- WHAT IS BEING ASKED:
The required result is the number of lines below that hold the word "true", stated without anything else.

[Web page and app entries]

━━━━━━━━━━━━━━━━━━━━

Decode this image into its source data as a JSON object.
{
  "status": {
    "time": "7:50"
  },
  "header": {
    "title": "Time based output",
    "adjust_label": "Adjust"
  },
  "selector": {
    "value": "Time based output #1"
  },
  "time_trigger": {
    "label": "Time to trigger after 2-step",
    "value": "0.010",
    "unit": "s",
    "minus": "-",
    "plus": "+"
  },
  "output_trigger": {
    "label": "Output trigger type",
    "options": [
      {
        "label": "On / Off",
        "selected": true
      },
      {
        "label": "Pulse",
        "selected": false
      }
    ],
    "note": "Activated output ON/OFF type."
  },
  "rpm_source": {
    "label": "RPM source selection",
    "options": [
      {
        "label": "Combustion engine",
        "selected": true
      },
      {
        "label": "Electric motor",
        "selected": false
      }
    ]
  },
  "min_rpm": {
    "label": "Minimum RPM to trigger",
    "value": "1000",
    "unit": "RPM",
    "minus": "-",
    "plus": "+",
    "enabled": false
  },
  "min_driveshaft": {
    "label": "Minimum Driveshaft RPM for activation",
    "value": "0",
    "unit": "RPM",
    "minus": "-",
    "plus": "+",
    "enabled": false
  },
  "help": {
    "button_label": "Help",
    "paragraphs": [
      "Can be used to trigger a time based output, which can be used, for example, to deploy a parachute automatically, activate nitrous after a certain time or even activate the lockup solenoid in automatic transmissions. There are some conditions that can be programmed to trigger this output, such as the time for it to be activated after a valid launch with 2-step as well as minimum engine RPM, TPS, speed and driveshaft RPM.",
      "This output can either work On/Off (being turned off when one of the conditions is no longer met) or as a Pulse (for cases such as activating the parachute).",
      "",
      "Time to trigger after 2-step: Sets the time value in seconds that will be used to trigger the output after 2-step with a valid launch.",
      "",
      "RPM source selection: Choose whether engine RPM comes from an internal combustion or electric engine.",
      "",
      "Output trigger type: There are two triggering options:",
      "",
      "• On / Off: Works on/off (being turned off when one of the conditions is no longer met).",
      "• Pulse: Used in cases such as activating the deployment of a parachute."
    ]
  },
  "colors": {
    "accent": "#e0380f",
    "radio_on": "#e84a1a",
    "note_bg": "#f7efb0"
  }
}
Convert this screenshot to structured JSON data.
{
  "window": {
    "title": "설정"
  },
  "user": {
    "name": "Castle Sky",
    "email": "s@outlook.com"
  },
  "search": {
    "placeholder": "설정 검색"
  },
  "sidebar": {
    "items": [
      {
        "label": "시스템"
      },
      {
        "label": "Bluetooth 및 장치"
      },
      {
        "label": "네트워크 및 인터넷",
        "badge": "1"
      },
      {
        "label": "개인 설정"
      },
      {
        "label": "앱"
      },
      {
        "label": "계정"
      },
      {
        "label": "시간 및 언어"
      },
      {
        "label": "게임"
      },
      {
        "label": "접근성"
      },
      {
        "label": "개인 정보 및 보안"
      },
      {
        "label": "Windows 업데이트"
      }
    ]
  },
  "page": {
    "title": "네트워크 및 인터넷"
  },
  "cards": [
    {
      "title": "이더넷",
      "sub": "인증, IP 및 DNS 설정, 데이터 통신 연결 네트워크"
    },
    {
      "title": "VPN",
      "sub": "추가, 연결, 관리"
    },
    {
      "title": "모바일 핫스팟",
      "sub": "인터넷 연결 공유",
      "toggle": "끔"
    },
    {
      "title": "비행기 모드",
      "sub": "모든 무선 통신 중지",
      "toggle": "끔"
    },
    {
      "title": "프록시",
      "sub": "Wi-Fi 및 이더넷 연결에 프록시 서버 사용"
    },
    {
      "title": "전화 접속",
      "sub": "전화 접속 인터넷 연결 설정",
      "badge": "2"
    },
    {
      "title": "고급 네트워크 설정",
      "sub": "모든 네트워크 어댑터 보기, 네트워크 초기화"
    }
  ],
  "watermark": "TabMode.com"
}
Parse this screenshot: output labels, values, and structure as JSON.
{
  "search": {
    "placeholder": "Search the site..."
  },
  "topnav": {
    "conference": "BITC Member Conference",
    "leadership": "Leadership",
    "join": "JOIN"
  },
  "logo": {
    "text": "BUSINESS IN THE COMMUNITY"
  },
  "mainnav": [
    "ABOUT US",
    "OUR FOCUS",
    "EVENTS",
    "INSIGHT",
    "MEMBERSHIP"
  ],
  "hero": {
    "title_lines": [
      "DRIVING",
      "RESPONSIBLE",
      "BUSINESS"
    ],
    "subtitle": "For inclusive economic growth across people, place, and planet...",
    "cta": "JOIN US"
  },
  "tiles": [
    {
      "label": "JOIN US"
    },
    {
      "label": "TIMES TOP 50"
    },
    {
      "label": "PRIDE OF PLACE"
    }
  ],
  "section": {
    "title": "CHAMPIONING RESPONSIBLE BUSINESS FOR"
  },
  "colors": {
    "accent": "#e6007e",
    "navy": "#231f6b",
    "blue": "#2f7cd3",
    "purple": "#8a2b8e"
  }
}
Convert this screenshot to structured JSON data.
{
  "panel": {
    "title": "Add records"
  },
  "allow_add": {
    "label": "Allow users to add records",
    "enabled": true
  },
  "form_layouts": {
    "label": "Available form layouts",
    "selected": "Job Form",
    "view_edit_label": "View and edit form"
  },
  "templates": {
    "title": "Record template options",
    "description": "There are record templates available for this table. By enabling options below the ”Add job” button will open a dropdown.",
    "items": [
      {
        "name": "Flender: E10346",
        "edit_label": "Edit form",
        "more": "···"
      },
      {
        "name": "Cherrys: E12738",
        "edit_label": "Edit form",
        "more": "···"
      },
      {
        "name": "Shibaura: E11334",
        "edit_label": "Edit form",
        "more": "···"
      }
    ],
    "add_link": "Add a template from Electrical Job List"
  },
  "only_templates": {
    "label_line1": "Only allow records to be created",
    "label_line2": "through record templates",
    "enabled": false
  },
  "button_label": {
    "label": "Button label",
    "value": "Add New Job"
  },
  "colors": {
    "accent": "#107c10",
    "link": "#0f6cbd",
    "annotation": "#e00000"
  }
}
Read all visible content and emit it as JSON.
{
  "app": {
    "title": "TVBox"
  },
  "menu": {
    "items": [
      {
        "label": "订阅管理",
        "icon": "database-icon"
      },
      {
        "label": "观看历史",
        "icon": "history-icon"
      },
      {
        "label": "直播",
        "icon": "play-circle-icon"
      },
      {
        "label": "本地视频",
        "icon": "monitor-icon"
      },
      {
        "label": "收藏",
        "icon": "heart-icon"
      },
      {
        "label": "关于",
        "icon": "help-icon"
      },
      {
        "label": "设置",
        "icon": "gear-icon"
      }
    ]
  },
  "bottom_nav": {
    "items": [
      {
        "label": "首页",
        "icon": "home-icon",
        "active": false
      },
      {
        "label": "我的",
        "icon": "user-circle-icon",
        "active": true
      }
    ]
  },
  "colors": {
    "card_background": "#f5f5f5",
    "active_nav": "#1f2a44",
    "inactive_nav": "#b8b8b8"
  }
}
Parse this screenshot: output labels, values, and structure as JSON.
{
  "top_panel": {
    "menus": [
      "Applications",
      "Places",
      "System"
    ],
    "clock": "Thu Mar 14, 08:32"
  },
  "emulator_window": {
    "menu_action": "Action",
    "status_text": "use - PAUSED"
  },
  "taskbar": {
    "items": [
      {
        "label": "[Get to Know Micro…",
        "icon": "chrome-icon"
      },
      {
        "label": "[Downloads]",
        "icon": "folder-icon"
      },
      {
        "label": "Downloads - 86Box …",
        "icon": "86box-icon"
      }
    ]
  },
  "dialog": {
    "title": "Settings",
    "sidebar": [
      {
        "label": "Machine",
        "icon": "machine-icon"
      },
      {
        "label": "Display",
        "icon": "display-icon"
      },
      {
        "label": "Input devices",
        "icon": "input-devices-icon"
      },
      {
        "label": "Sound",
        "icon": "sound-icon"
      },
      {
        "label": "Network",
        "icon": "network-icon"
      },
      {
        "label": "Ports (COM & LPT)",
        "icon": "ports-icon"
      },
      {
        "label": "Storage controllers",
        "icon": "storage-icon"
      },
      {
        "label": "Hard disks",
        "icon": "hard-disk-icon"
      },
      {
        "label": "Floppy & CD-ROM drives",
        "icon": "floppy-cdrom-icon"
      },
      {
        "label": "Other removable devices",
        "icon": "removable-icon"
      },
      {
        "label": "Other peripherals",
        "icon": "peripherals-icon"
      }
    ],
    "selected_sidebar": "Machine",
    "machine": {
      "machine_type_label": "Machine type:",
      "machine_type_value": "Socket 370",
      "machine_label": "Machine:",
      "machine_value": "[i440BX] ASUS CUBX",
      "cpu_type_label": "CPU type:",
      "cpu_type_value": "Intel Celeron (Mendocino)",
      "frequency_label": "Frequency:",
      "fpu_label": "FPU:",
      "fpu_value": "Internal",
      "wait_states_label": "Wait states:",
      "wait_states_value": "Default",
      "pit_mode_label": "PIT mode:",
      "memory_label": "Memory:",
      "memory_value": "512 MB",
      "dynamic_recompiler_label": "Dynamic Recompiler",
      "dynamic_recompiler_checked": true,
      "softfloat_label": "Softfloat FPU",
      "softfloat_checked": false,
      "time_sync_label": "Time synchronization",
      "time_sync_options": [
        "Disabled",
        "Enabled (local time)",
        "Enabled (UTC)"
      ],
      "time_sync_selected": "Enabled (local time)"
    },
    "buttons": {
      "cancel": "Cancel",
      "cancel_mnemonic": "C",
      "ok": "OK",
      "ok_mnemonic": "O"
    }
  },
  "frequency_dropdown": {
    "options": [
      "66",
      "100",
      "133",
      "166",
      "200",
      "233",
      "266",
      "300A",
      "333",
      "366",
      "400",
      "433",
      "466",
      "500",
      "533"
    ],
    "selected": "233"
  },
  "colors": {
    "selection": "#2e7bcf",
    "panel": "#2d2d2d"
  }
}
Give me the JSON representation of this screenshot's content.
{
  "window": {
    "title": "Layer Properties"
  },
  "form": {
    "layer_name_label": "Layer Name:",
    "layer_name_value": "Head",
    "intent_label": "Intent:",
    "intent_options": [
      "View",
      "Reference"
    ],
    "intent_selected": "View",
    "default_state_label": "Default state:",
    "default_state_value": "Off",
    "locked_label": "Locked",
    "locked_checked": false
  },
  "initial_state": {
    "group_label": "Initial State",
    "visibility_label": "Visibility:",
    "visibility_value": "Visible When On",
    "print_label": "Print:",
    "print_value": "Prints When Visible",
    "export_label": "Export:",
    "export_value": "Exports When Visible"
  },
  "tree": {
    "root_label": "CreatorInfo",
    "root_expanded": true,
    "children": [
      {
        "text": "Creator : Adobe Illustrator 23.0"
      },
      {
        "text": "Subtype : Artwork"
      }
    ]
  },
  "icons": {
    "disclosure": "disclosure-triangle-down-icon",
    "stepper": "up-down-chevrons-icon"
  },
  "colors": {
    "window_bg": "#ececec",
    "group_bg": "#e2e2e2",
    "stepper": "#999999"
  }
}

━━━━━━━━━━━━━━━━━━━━

- RESULT:
6